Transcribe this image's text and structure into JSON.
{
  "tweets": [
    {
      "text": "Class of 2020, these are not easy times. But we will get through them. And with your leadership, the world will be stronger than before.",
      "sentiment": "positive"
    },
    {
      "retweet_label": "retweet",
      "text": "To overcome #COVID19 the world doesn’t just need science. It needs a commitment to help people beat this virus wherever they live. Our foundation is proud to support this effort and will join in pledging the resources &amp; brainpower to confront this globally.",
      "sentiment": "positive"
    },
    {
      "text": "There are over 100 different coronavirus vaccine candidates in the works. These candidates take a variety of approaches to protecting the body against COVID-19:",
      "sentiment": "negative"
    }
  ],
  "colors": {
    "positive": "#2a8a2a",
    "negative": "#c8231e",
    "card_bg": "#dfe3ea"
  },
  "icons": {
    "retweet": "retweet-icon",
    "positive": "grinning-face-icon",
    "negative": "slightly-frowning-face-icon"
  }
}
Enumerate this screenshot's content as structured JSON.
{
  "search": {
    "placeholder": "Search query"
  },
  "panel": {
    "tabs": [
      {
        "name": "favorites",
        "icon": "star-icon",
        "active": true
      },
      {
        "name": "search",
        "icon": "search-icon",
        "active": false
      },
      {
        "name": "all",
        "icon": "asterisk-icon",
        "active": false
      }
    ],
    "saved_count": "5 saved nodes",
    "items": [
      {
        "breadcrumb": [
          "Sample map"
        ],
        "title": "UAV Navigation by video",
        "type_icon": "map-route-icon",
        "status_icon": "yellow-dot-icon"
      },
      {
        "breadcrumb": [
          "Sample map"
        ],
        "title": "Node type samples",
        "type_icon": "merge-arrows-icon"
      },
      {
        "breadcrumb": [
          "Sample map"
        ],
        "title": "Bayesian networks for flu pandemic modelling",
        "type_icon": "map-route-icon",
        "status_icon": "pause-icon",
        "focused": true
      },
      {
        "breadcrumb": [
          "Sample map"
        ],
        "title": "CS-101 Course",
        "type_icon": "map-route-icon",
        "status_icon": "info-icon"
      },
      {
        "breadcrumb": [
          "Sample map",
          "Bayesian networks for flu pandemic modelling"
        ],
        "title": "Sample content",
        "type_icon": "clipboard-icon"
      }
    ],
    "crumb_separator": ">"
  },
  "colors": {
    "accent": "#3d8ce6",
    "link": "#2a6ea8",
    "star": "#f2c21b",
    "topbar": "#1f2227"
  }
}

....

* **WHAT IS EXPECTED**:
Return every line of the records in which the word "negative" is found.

* **SOLVED PROBLEM**:
      "sentiment": "negative"
    "negative": "#c8231e",
    "negative": "slightly-frowning-face-icon"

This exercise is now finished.